*Exercise prompt*
Exactly as given, repeat all of the entries.

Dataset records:

....

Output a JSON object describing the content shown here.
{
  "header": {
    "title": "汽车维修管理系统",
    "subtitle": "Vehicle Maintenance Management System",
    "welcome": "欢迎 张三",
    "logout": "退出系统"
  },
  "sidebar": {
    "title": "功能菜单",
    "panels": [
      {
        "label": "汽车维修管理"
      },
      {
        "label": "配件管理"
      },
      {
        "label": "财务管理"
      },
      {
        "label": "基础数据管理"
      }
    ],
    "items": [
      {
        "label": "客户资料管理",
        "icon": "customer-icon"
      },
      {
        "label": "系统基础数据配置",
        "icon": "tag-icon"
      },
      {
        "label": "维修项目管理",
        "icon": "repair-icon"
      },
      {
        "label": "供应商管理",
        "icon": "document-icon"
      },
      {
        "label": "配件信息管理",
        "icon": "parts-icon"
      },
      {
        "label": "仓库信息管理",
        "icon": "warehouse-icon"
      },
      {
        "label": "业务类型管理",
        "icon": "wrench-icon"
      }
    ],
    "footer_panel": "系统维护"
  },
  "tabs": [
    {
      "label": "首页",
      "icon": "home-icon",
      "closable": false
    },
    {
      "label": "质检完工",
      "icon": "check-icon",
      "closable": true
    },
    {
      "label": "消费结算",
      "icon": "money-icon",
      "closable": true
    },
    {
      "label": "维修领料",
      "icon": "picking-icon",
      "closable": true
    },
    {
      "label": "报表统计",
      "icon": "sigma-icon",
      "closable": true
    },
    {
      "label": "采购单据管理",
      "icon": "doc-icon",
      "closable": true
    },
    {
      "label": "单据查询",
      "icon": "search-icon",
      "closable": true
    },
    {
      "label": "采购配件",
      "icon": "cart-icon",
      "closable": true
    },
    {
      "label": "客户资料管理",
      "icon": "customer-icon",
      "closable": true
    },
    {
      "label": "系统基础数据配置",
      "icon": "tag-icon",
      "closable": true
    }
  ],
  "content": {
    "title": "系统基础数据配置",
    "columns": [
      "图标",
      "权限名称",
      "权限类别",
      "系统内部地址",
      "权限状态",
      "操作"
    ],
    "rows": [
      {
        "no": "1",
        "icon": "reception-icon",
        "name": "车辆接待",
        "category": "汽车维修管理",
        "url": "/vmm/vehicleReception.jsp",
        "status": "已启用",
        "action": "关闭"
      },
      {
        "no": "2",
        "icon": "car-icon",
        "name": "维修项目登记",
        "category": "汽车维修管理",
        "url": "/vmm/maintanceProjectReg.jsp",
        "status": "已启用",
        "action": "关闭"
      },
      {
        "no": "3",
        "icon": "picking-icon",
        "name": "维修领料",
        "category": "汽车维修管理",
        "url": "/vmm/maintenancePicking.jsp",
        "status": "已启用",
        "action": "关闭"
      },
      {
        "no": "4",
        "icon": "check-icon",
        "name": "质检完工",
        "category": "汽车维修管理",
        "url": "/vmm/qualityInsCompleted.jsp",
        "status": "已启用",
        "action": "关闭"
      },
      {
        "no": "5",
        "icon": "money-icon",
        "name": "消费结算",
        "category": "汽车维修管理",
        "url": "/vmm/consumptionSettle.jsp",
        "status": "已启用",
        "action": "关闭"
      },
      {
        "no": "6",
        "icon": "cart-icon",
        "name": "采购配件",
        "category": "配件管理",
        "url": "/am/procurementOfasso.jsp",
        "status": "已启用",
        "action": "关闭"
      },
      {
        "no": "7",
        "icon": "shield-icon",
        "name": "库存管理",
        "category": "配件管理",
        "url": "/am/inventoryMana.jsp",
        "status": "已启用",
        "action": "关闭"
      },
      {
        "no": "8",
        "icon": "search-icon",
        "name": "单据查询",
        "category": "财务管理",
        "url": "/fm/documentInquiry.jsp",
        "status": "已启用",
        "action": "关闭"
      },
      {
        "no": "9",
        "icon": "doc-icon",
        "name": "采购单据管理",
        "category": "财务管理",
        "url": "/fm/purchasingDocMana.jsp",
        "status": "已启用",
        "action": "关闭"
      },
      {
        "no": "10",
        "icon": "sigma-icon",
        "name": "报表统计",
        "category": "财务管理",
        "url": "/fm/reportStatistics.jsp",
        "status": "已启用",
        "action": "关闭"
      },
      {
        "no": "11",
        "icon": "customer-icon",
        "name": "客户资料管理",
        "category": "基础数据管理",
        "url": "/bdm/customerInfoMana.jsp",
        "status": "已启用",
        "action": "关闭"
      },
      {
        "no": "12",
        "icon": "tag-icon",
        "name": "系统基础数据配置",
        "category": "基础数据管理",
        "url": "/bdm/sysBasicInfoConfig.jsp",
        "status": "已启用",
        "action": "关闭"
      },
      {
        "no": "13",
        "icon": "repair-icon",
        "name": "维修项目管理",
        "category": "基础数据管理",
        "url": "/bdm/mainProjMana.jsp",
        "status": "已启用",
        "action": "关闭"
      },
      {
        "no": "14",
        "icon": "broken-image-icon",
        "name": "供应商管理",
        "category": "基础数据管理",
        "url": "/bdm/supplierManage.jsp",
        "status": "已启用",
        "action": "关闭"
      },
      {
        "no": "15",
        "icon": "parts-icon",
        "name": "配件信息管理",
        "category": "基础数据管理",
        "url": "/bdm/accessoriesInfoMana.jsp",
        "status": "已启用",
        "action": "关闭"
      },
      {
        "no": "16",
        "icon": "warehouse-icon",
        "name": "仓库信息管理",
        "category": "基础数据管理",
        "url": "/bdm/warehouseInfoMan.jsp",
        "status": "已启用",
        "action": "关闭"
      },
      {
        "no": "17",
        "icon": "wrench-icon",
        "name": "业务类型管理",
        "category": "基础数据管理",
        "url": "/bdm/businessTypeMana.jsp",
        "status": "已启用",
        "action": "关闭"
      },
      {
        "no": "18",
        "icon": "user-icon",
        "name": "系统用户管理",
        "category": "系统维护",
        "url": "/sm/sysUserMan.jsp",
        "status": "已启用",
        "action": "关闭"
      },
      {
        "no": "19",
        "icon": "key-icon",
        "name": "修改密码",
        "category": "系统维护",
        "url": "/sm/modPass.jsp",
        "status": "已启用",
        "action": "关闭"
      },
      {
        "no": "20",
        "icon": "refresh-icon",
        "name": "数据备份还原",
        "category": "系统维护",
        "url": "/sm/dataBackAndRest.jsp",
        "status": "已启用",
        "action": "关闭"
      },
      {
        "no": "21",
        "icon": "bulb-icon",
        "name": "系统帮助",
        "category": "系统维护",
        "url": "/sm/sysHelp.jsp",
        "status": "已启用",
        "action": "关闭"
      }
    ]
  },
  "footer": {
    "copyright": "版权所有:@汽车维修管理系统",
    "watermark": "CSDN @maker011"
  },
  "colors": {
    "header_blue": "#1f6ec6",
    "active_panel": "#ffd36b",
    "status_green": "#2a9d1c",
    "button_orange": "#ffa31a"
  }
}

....

*Finished task*
Output a JSON object describing the content shown here.
{
  "header": {
    "title": "汽车维修管理系统",
    "subtitle": "Vehicle Maintenance Management System",
    "welcome": "欢迎 张三",
    "logout": "退出系统"
  },
  "sidebar": {
    "title": "功能菜单",
    "panels": [
      {
        "label": "汽车维修管理"
      },
      {
        "label": "配件管理"
      },
      {
        "label": "财务管理"
      },
      {
        "label": "基础数据管理"
      }
    ],
    "items": [
      {
        "label": "客户资料管理",
        "icon": "customer-icon"
      },
      {
        "label": "系统基础数据配置",
        "icon": "tag-icon"
      },
      {
        "label": "维修项目管理",
        "icon": "repair-icon"
      },
      {
        "label": "供应商管理",
        "icon": "document-icon"
      },
      {
        "label": "配件信息管理",
        "icon": "parts-icon"
      },
      {
        "label": "仓库信息管理",
        "icon": "warehouse-icon"
      },
      {
        "label": "业务类型管理",
        "icon": "wrench-icon"
      }
    ],
    "footer_panel": "系统维护"
  },
  "tabs": [
    {
      "label": "首页",
      "icon": "home-icon",
      "closable": false
    },
    {
      "label": "质检完工",
      "icon": "check-icon",
      "closable": true
    },
    {
      "label": "消费结算",
      "icon": "money-icon",
      "closable": true
    },
    {
      "label": "维修领料",
      "icon": "picking-icon",
      "closable": true
    },
    {
      "label": "报表统计",
      "icon": "sigma-icon",
      "closable": true
    },
    {
      "label": "采购单据管理",
      "icon": "doc-icon",
      "closable": true
    },
    {
      "label": "单据查询",
      "icon": "search-icon",
      "closable": true
    },
    {
      "label": "采购配件",
      "icon": "cart-icon",
      "closable": true
    },
    {
      "label": "客户资料管理",
      "icon": "customer-icon",
      "closable": true
    },
    {
      "label": "系统基础数据配置",
      "icon": "tag-icon",
      "closable": true
    }
  ],
  "content": {
    "title": "系统基础数据配置",
    "columns": [
      "图标",
      "权限名称",
      "权限类别",
      "系统内部地址",
      "权限状态",
      "操作"
    ],
    "rows": [
      {
        "no": "1",
        "icon": "reception-icon",
        "name": "车辆接待",
        "category": "汽车维修管理",
        "url": "/vmm/vehicleReception.jsp",
        "status": "已启用",
        "action": "关闭"
      },
      {
        "no": "2",
        "icon": "car-icon",
        "name": "维修项目登记",
        "category": "汽车维修管理",
        "url": "/vmm/maintanceProjectReg.jsp",
        "status": "已启用",
        "action": "关闭"
      },
      {
        "no": "3",
        "icon": "picking-icon",
        "name": "维修领料",
        "category": "汽车维修管理",
        "url": "/vmm/maintenancePicking.jsp",
        "status": "已启用",
        "action": "关闭"
      },
      {
        "no": "4",
        "icon": "check-icon",
        "name": "质检完工",
        "category": "汽车维修管理",
        "url": "/vmm/qualityInsCompleted.jsp",
        "status": "已启用",
        "action": "关闭"
      },
      {
        "no": "5",
        "icon": "money-icon",
        "name": "消费结算",
        "category": "汽车维修管理",
        "url": "/vmm/consumptionSettle.jsp",
        "status": "已启用",
        "action": "关闭"
      },
      {
        "no": "6",
        "icon": "cart-icon",
        "name": "采购配件",
        "category": "配件管理",
        "url": "/am/procurementOfasso.jsp",
        "status": "已启用",
        "action": "关闭"
      },
      {
        "no": "7",
        "icon": "shield-icon",
        "name": "库存管理",
        "category": "配件管理",
        "url": "/am/inventoryMana.jsp",
        "status": "已启用",
        "action": "关闭"
      },
      {
        "no": "8",
        "icon": "search-icon",
        "name": "单据查询",
        "category": "财务管理",
        "url": "/fm/documentInquiry.jsp",
        "status": "已启用",
        "action": "关闭"
      },
      {
        "no": "9",
        "icon": "doc-icon",
        "name": "采购单据管理",
        "category": "财务管理",
        "url": "/fm/purchasingDocMana.jsp",
        "status": "已启用",
        "action": "关闭"
      },
      {
        "no": "10",
        "icon": "sigma-icon",
        "name": "报表统计",
        "category": "财务管理",
        "url": "/fm/reportStatistics.jsp",
        "status": "已启用",
        "action": "关闭"
      },
      {
        "no": "11",
        "icon": "customer-icon",
        "name": "客户资料管理",
        "category": "基础数据管理",
        "url": "/bdm/customerInfoMana.jsp",
        "status": "已启用",
        "action": "关闭"
      },
      {
        "no": "12",
        "icon": "tag-icon",
        "name": "系统基础数据配置",
        "category": "基础数据管理",
        "url": "/bdm/sysBasicInfoConfig.jsp",
        "status": "已启用",
        "action": "关闭"
      },
      {
        "no": "13",
        "icon": "repair-icon",
        "name": "维修项目管理",
        "category": "基础数据管理",
        "url": "/bdm/mainProjMana.jsp",
        "status": "已启用",
        "action": "关闭"
      },
      {
        "no": "14",
        "icon": "broken-image-icon",
        "name": "供应商管理",
        "category": "基础数据管理",
        "url": "/bdm/supplierManage.jsp",
        "status": "已启用",
        "action": "关闭"
      },
      {
        "no": "15",
        "icon": "parts-icon",
        "name": "配件信息管理",
        "category": "基础数据管理",
        "url": "/bdm/accessoriesInfoMana.jsp",
        "status": "已启用",
        "action": "关闭"
      },
      {
        "no": "16",
        "icon": "warehouse-icon",
        "name": "仓库信息管理",
        "category": "基础数据管理",
        "url": "/bdm/warehouseInfoMan.jsp",
        "status": "已启用",
        "action": "关闭"
      },
      {
        "no": "17",
        "icon": "wrench-icon",
        "name": "业务类型管理",
        "category": "基础数据管理",
        "url": "/bdm/businessTypeMana.jsp",
        "status": "已启用",
        "action": "关闭"
      },
      {
        "no": "18",
        "icon": "user-icon",
        "name": "系统用户管理",
        "category": "系统维护",
        "url": "/sm/sysUserMan.jsp",
        "status": "已启用",
        "action": "关闭"
      },
      {
        "no": "19",
        "icon": "key-icon",
        "name": "修改密码",
        "category": "系统维护",
        "url": "/sm/modPass.jsp",
        "status": "已启用",
        "action": "关闭"
      },
      {
        "no": "20",
        "icon": "refresh-icon",
        "name": "数据备份还原",
        "category": "系统维护",
        "url": "/sm/dataBackAndRest.jsp",
        "status": "已启用",
        "action": "关闭"
      },
      {
        "no": "21",
        "icon": "bulb-icon",
        "name": "系统帮助",
        "category": "系统维护",
        "url": "/sm/sysHelp.jsp",
        "status": "已启用",
        "action": "关闭"
      }
    ]
  },
  "footer": {
    "copyright": "版权所有:@汽车维修管理系统",
    "watermark": "CSDN @maker011"
  },
  "colors": {
    "header_blue": "#1f6ec6",
    "active_panel": "#ffd36b",
    "status_green": "#2a9d1c",
    "button_orange": "#ffa31a"
  }
}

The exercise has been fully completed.